Why Every Psychotherapist Needs to Understand Sociology

Psychology on its own presents too skewed of a perspective to truly understand the entirety of human behavior. It must be counterbalanced by other disciplines, such as sociology.

On Hyper-Sanity

By Neel Burton M.D. on June 11, 2016 in Hide and Seek
Standing out is the price we pay for being outstanding.

Trump, Sanders and the Longing for Authenticity

We are so used to the phony kabuki dance of politicians and are so estranged from each other, that we seek authenticity & see it in Trump's demagoguery and even Sanders' directness
Flickr/labeled for reuse

Are You Aware of Your Therapist's Biases? You Should Be

Many people seeking psychotherapy for their sexuality struggles are looking for an impartial expert, but all therapists are still influenced by their own personal biases.

One Size Does Not Fit All for Depression, Anxiety, or Cancer

Rules are great as long as we never forget they are heuristics; only a few are laws of nature.

Why Is Mental Health So Difficult to Define?

By Christopher Lane Ph.D. on June 05, 2016 in Side Effects
A stress on anticipated harmony and positivity is part of the problem.

Why Politics Are So Hard: A Psychoanalyst’s Perspective

Fear of survival and fear of loss are powerful human motivators.

Depth Psychology of Art

The transformative powers of artistic expression are found in diving into the depths as well as the reflections of its surfaces.

How Can You Bear to Listen?

By Nick Luxmoore on May 12, 2016 in Young People Up Close
Sometimes we simply have to bear witness to the effects of other people's cruelty and remember our own capacity to be cruel.

The Least You Need to Know

You can’t know everything about anything, and the desire to know everything produces a sense of inadequacy.

How Can Your Relationship Survive True Intimacy?

What we regard as the transience of love is really risk management. Love can endure, if only we become aware of our self-destructive efforts to protect ourselves from its risks.

Choose Your Actions, Not Your Feelings

Blaming ourselves (and others) for emotions isn't fair.
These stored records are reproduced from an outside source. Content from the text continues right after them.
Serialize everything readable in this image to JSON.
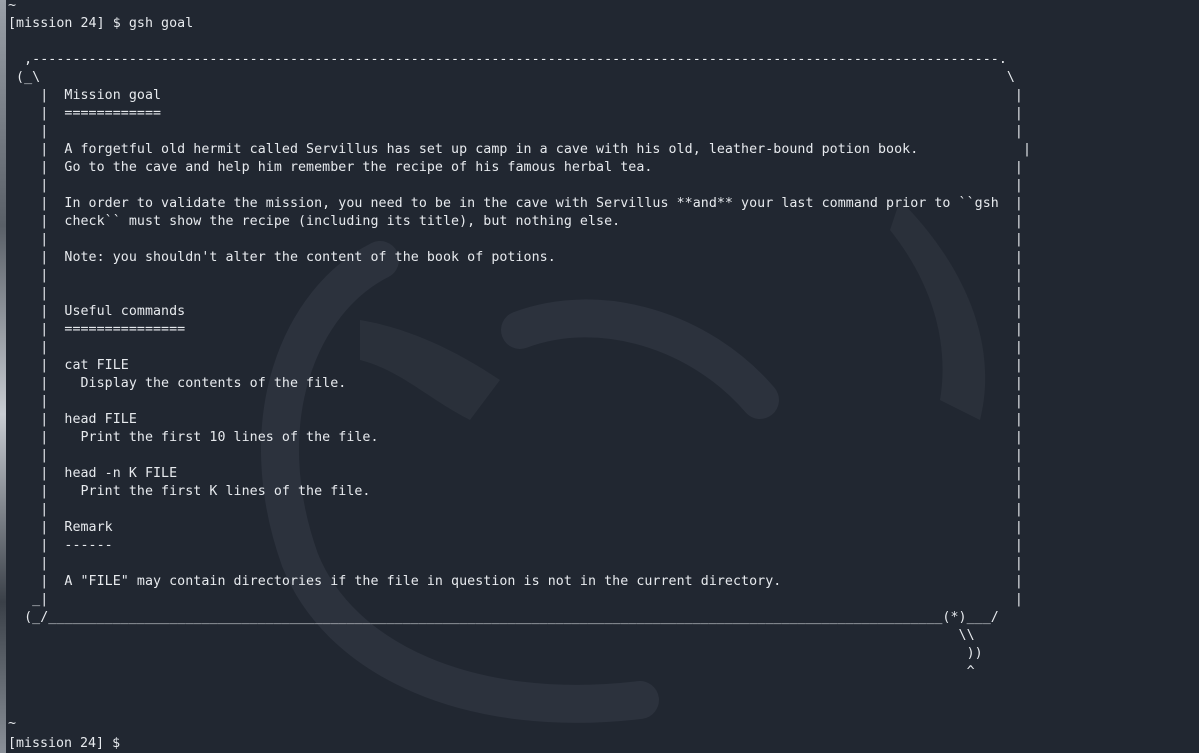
{
  "terminal": {
    "top_tilde": "~",
    "command_prompt": "[mission 24] $ gsh goal",
    "scroll_lines": [
      "",
      "  ,------------------------------------------------------------------------------------------------------------------------.",
      " (_\\                                                                                                                        \\",
      "    |  Mission goal                                                                                                          |",
      "    |  ============                                                                                                          |",
      "    |                                                                                                                        |",
      "    |  A forgetful old hermit called Servillus has set up camp in a cave with his old, leather-bound potion book.             |",
      "    |  Go to the cave and help him remember the recipe of his famous herbal tea.                                             |",
      "    |                                                                                                                        |",
      "    |  In order to validate the mission, you need to be in the cave with Servillus **and** your last command prior to ``gsh  |",
      "    |  check`` must show the recipe (including its title), but nothing else.                                                 |",
      "    |                                                                                                                        |",
      "    |  Note: you shouldn't alter the content of the book of potions.                                                         |",
      "    |                                                                                                                        |",
      "    |                                                                                                                        |",
      "    |  Useful commands                                                                                                       |",
      "    |  ===============                                                                                                       |",
      "    |                                                                                                                        |",
      "    |  cat FILE                                                                                                              |",
      "    |    Display the contents of the file.                                                                                   |",
      "    |                                                                                                                        |",
      "    |  head FILE                                                                                                             |",
      "    |    Print the first 10 lines of the file.                                                                               |",
      "    |                                                                                                                        |",
      "    |  head -n K FILE                                                                                                        |",
      "    |    Print the first K lines of the file.                                                                                |",
      "    |                                                                                                                        |",
      "    |  Remark                                                                                                                |",
      "    |  ------                                                                                                                |",
      "    |                                                                                                                        |",
      "    |  A \"FILE\" may contain directories if the file in question is not in the current directory.                             |",
      "   _|                                                                                                                        |",
      "  (_/_______________________________________________________________________________________________________________(*)___/",
      "                                                                                                                      \\\\",
      "                                                                                                                       ))",
      "                                                                                                                       ^"
    ],
    "bottom_tilde": "~",
    "bottom_prompt": "[mission 24] $ "
  },
  "colors": {
    "background": "#212731",
    "text": "#e7eaee"
  },
  "icons": {
    "background_art": "dragon-logo-icon"
  }
}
Psychoanalytic Mother Lovers: 3 Theories

By Karen L Smith MSS, LCSW on May 07, 2016 in Full Living
Psychoanalytic interest is predicated on a belief that psychic, emotional, mental development evolves in the petri dish that is the mother/infant relationship.

Attending to the Unconscious in a Psychotherapy Session

By Karen L Smith MSS, LCSW on May 01, 2016 in Full Living
Lots of folks can offer counsel to our clients. Our job is to help them access clues from their unconscious about the turmoils of their soul.

I’m Not “That Kind” of Psychologist

The term “psychologist” may be one of the most-often confused names of any profession. Here’s why. Along with some suggested alternatives.
Shoba Sreenivasan and Linda Weinberger/Holy Moly Press

5 Ways to Rid Yourself of Junk Emotions

If we thought about our emotions as products we consume, just as we do food, how would this change our life and our health?

Psychoanalysis and CBT Go to Couples Therapy

What if psychoanalysis and CBT went to couples therapy to resolve their never-ending war? This comedic one act explores what that might be like.

Therapeutic Euphemism: Niceness Isn't Always Kind

By Lawrence D. Blum M.D. on April 24, 2016 in Beyond Freud
The use of euphemistic language in psychotherapy, by either the patient or the therapist, can be a therapeutic obstacle, but understanding this usage provides opportunity.

The Case Against Viktor Frankl

By Timothy Pytell Ph.D. on April 14, 2016 in On Authoritarian Therapy
Controversy has trailed the psychologist ever since his best-selling book popularized logotherapy worldwide.

Putting on the Brakes as You Move Ahead

How to "put on the breaks" and gently pace treatment when a client has rekindled emotions from a previous trauma

The Vulnerability Revolution

If we want to develop security, peace of mind, worthiness and meaning in life, we would do well to join the vulnerability revolution.

Passive Frame Theory: a New Synthesis

By Ezequiel Morsella Ph.D. on April 08, 2016 in Consciousness and the Brain
A new theory about consciousness, based on integrating a handful of theories

How Secular Spirituality Inspires Effective Psychotherapy

People of incompatible faiths have reported profound spiritual experiences—secular meditation distills what is essential. Can we extract what is necessary from psychotherapy?